Interface dataset entries:
◆ ◆ ◆ ◆ ◆ ◆ ◆
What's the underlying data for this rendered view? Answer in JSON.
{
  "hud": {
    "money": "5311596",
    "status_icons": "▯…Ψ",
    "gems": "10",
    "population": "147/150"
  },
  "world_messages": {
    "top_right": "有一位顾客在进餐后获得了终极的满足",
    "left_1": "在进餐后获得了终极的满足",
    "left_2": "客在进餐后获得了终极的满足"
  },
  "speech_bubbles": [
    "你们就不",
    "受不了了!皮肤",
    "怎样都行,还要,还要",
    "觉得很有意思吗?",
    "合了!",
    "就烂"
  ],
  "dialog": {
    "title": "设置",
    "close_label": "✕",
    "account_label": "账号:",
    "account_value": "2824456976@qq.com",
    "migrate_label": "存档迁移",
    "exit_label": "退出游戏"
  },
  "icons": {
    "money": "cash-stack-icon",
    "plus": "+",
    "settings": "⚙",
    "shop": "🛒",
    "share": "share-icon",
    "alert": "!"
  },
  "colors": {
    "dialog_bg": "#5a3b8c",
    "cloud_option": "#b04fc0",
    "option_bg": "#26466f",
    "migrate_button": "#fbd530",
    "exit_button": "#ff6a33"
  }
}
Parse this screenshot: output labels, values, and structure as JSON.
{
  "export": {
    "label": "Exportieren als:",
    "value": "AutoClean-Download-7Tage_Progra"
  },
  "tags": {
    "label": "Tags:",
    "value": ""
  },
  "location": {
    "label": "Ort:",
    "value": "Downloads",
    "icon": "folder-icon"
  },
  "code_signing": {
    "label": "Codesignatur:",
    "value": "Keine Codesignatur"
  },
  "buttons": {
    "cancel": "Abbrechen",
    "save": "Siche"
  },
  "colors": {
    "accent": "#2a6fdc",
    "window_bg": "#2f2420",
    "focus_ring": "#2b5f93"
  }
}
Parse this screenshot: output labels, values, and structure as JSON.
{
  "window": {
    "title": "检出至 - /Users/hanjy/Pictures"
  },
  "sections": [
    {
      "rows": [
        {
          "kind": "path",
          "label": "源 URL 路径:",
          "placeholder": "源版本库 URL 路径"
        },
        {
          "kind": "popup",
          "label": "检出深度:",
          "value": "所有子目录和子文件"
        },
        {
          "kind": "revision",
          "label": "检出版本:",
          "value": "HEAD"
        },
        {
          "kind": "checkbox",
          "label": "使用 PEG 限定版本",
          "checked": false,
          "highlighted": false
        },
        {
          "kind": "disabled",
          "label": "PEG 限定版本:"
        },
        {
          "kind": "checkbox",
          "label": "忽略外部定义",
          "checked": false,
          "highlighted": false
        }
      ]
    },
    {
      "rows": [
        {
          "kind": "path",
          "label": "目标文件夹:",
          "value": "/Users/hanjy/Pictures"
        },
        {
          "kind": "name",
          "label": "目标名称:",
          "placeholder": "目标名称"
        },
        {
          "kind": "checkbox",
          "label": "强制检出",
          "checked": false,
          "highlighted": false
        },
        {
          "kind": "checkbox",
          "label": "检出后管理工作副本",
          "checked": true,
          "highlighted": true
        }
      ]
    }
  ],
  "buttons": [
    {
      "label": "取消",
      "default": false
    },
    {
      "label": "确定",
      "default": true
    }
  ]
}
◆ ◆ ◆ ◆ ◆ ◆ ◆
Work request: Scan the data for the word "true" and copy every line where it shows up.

Response area:
          "checked": true,
          "highlighted": true
      "default": true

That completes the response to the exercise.